What High-Touch Surfaces Are You Forgetting? It's Worth A Look

by Erica Mitchell | April 29 2024 | Infection Control | 0 Comments

overlooked high touch surfaces-01We all know the surfaces in our facilities that are the most touched, right? Overbed tables, bed rails, door handles, keyboards. But your facility may have a unique program or provide a unique service that introduces a novel high-touch surface that might not make the typical "top ten" list. In a recent study, a team sampled high-touch surfaces only to reveal that their CPR manikins ranked as one of the top two most-touched, and therefore most-contaminated surfaces in their hospital! Due to an extra emphasis on CPR training at their facility, their CPR manikins were in constant rotation for training and assessment, making them idea reservoirs for bacterial contamination. In today's post, we will present what surfaces might go overlooked at your facility, and how you can take steps to identify other forgotten surfaces that could lead to germ transmission.
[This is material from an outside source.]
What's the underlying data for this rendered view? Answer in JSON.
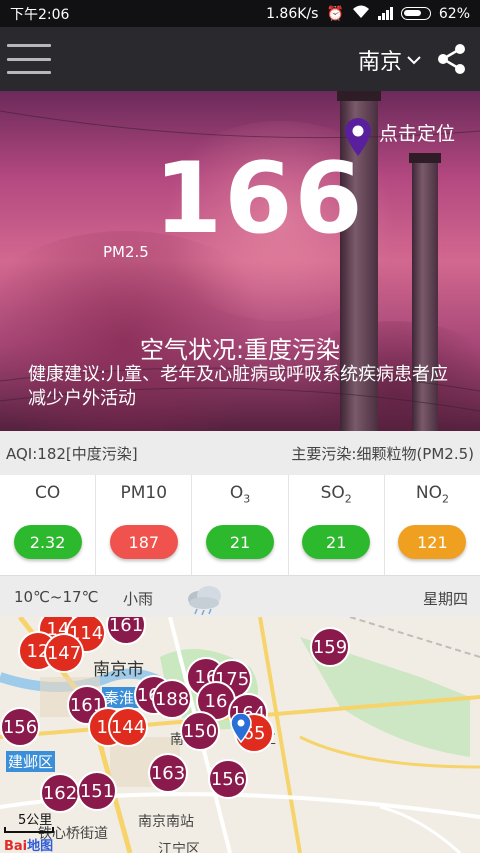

Here are some surfaces that you may not consider as harboring disease-causing pathogens, but in fact provide a reservoir that could lead to healthcare-acquired infections.

1. Workstations on Wheels (WOWs): Workstations on Wheels (WOWs) and Computers on Wheels (COWs) are becoming mainstays in today's hospitals. These mobile workstations roll into and out of patient rooms, sometimes following the patient and sometimes following the user/healthcare worker. Either way, these are high-touch surfaces that are often not sufficiently disinfected. Check out this poster presentation from 2020 that details how the handle/arm proved to be the most contaminated.

2. Breakrooms and break areas: Many high-touch surfaces abound in a break room, from fridge handles and knobs to coffee machine buttons and chair backs. These areas are potential germ reservoirs and should be disinfected frequently. This study captures just how contaminated those surfaces can be, especially the coffee maker!

3. Shared office supplies (clipboards, charts, staplers, etc): When was the last time you disinfected your stapler? How often are chart clipboards wiped down? These high-touch surfaces can be the last item touched before a healthcare worker touches a patient, so if they are not disinfected, then the focus should be on hand hygiene immediately after use! Here's a study on contaminated patient charts.

4. Communication equipment, including pneumatic delivery systems and phones: Desk phones, cell phones, and delivery systems are just a few high-touch surfaces that may be overlooked as germ reservoirs. And don't forget buttons: Call buttons, touch screens, and walk-talkie buttons are all places where germs can survive a very long time. Here's a study on worker cell phones and another study about contamination of desk phones.

5. Keyboards and buttons on not just computer, but medication dispensing machines: Buttons are everywhere! You may not be able to keep track of them all, so emphasis on hand hygiene after use is critical. This is just one of many studies about keyboard contamination.

How can you go about identifying overlooked surfaces that may require extra disinfection at your facility?

1. Consider initiatives that have associated technology or accessories. Are you going out into the community to do on-site screenings? These programs often require medical bags and carts that are touched by hundreds of people per month. Do you have touchscreens to help in wayfinding or to entertain patients in waiting rooms or treatment rooms? These screens must be wiped down frequently, not just during routine cleaning.

2. Consider your unique demographic and community. Do you see many families with children? If so, make sure their play areas and changing rooms are well-stocked with hand sanitizer and are disinfected regularly. Facilities that serve a higher proportion of elderly individuals should keep their immunocompromised status in mind as well.

3. New technologies that require unusual supplies: Maybe a new piece of equipment comes with a dispenser, or a storage case, or other high-touch item that is not yet on a cleaning protocol list. Make sure environmental services is informed about the new surfaces so that they become integrated into checklists.

4. Elevator buttons and escalator railings may get lots of use in your facility. As a result, their cleaning and disinfection schedule might not match the hospital down the street that has different usage.

5. Shared wheelchairs and other shared equipment is often not sufficiently disinfected, especially if it is in heavy circulation. Wheelchairs wheels come into direct contact with floors, often the dirtiest surface in a hospital. Walkers, physical therapy equipment, and exercise equipment can often have padded surfaces that are more difficult to clean, requiring additional attention to hand hygiene.

6. Outreach clinics, such as community vaccination events or screenings often use shared sign up clipboards, pens and tables. While these events cater to community rather than inpatient clients, they are opportunities for germs to spread. If the outreach clinics target an immunocompromised population, such as individuals with COPD or diabetes, extra care will be needed.

7. Outreach classes and training sessions: If your facility offers preventative care classes or training seminars, you will need to evaluate the spaces and equipment used by participants. If they share equipment with the hospital, they will need to be disinfected before and after events.

What are some high-touch surfaces in your facility that may be unique to your programs or demographics? Share them in the comments below - you may help a colleague spot an overlooked surface!